[Dataset rows describing interfaces]
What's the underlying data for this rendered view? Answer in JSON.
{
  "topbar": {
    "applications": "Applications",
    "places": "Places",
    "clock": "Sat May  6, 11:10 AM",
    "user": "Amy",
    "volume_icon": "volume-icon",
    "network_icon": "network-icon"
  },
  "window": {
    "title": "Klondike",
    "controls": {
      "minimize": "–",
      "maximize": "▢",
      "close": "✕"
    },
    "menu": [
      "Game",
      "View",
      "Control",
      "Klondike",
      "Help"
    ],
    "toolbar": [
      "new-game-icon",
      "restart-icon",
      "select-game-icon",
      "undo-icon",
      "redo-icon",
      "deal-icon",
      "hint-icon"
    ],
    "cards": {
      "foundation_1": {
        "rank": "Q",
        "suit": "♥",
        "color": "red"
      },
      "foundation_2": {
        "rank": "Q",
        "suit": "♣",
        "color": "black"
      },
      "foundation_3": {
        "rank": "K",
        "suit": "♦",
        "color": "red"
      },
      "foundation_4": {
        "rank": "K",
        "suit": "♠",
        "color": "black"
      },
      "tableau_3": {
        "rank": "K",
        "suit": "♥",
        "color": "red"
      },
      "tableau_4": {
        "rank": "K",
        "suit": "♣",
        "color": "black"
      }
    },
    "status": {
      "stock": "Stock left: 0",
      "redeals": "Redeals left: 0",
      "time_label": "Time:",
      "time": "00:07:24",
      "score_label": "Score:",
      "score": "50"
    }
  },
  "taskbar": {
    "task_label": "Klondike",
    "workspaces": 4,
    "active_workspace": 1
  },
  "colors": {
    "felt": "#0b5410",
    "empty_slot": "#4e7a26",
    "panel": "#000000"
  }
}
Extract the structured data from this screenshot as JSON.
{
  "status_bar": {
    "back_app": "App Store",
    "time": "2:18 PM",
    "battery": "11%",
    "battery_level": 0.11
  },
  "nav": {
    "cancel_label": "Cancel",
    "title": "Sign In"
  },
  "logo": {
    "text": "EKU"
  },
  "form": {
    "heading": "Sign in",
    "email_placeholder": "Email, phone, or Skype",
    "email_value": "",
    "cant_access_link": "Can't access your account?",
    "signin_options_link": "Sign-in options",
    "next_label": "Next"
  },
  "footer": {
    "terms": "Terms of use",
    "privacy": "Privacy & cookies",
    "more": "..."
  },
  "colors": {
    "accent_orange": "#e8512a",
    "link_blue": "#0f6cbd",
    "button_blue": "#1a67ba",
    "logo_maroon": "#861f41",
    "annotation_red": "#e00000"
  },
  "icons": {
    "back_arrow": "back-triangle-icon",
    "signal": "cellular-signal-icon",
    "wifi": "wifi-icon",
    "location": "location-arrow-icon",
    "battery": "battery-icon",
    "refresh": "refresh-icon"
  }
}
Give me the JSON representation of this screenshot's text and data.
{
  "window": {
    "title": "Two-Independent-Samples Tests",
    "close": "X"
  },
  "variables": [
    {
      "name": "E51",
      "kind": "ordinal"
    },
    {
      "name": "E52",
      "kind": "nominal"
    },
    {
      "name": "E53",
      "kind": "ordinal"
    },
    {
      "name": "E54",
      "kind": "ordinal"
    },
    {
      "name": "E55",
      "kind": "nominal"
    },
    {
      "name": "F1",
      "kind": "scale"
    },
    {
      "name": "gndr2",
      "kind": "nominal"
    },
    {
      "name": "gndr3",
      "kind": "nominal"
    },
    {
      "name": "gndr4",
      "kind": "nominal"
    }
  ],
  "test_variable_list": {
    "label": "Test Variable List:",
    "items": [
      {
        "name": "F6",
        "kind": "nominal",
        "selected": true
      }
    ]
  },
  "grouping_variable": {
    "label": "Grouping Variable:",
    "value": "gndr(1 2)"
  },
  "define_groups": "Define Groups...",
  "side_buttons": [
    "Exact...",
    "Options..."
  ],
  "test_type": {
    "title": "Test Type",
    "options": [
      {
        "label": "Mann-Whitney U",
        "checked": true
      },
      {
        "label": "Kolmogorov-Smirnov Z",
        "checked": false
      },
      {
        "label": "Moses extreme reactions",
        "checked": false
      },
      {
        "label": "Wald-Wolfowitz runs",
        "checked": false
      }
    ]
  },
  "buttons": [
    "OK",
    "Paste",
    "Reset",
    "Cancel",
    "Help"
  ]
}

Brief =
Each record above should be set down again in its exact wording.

Solution to the problem =
What's the underlying data for this rendered view? Answer in JSON.
{
  "topbar": {
    "applications": "Applications",
    "places": "Places",
    "clock": "Sat May  6, 11:10 AM",
    "user": "Amy",
    "volume_icon": "volume-icon",
    "network_icon": "network-icon"
  },
  "window": {
    "title": "Klondike",
    "controls": {
      "minimize": "–",
      "maximize": "▢",
      "close": "✕"
    },
    "menu": [
      "Game",
      "View",
      "Control",
      "Klondike",
      "Help"
    ],
    "toolbar": [
      "new-game-icon",
      "restart-icon",
      "select-game-icon",
      "undo-icon",
      "redo-icon",
      "deal-icon",
      "hint-icon"
    ],
    "cards": {
      "foundation_1": {
        "rank": "Q",
        "suit": "♥",
        "color": "red"
      },
      "foundation_2": {
        "rank": "Q",
        "suit": "♣",
        "color": "black"
      },
      "foundation_3": {
        "rank": "K",
        "suit": "♦",
        "color": "red"
      },
      "foundation_4": {
        "rank": "K",
        "suit": "♠",
        "color": "black"
      },
      "tableau_3": {
        "rank": "K",
        "suit": "♥",
        "color": "red"
      },
      "tableau_4": {
        "rank": "K",
        "suit": "♣",
        "color": "black"
      }
    },
    "status": {
      "stock": "Stock left: 0",
      "redeals": "Redeals left: 0",
      "time_label": "Time:",
      "time": "00:07:24",
      "score_label": "Score:",
      "score": "50"
    }
  },
  "taskbar": {
    "task_label": "Klondike",
    "workspaces": 4,
    "active_workspace": 1
  },
  "colors": {
    "felt": "#0b5410",
    "empty_slot": "#4e7a26",
    "panel": "#000000"
  }
}
Extract the structured data from this screenshot as JSON.
{
  "status_bar": {
    "back_app": "App Store",
    "time": "2:18 PM",
    "battery": "11%",
    "battery_level": 0.11
  },
  "nav": {
    "cancel_label": "Cancel",
    "title": "Sign In"
  },
  "logo": {
    "text": "EKU"
  },
  "form": {
    "heading": "Sign in",
    "email_placeholder": "Email, phone, or Skype",
    "email_value": "",
    "cant_access_link": "Can't access your account?",
    "signin_options_link": "Sign-in options",
    "next_label": "Next"
  },
  "footer": {
    "terms": "Terms of use",
    "privacy": "Privacy & cookies",
    "more": "..."
  },
  "colors": {
    "accent_orange": "#e8512a",
    "link_blue": "#0f6cbd",
    "button_blue": "#1a67ba",
    "logo_maroon": "#861f41",
    "annotation_red": "#e00000"
  },
  "icons": {
    "back_arrow": "back-triangle-icon",
    "signal": "cellular-signal-icon",
    "wifi": "wifi-icon",
    "location": "location-arrow-icon",
    "battery": "battery-icon",
    "refresh": "refresh-icon"
  }
}
Give me the JSON representation of this screenshot's text and data.
{
  "window": {
    "title": "Two-Independent-Samples Tests",
    "close": "X"
  },
  "variables": [
    {
      "name": "E51",
      "kind": "ordinal"
    },
    {
      "name": "E52",
      "kind": "nominal"
    },
    {
      "name": "E53",
      "kind": "ordinal"
    },
    {
      "name": "E54",
      "kind": "ordinal"
    },
    {
      "name": "E55",
      "kind": "nominal"
    },
    {
      "name": "F1",
      "kind": "scale"
    },
    {
      "name": "gndr2",
      "kind": "nominal"
    },
    {
      "name": "gndr3",
      "kind": "nominal"
    },
    {
      "name": "gndr4",
      "kind": "nominal"
    }
  ],
  "test_variable_list": {
    "label": "Test Variable List:",
    "items": [
      {
        "name": "F6",
        "kind": "nominal",
        "selected": true
      }
    ]
  },
  "grouping_variable": {
    "label": "Grouping Variable:",
    "value": "gndr(1 2)"
  },
  "define_groups": "Define Groups...",
  "side_buttons": [
    "Exact...",
    "Options..."
  ],
  "test_type": {
    "title": "Test Type",
    "options": [
      {
        "label": "Mann-Whitney U",
        "checked": true
      },
      {
        "label": "Kolmogorov-Smirnov Z",
        "checked": false
      },
      {
        "label": "Moses extreme reactions",
        "checked": false
      },
      {
        "label": "Wald-Wolfowitz runs",
        "checked": false
      }
    ]
  },
  "buttons": [
    "OK",
    "Paste",
    "Reset",
    "Cancel",
    "Help"
  ]
}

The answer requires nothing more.